▸ **Exercise description**: Only lines containing the string "name" belong in the answer; find them in the records and copy them.

▸ **Records supplied**:

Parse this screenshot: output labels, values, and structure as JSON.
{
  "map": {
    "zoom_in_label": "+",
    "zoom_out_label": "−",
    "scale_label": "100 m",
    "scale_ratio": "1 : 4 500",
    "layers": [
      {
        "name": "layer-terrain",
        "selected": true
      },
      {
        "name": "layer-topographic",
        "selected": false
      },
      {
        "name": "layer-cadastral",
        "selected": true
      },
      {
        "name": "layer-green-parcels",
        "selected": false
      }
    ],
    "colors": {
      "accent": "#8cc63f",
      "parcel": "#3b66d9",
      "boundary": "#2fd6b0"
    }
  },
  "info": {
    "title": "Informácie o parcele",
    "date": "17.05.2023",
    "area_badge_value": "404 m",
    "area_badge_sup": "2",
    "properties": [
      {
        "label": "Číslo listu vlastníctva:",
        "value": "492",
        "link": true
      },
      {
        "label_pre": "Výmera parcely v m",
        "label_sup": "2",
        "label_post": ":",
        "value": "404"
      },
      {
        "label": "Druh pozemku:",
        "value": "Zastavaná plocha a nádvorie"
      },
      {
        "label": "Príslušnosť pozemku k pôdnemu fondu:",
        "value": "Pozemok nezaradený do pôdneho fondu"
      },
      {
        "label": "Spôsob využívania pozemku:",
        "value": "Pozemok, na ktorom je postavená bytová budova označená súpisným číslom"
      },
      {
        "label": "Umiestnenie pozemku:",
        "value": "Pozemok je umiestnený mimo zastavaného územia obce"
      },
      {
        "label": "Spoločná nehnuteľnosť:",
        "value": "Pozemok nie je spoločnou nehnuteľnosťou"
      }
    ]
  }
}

▸ **Solution to this problem**:
        "name": "layer-terrain",
        "name": "layer-topographic",
        "name": "layer-cadastral",
        "name": "layer-green-parcels",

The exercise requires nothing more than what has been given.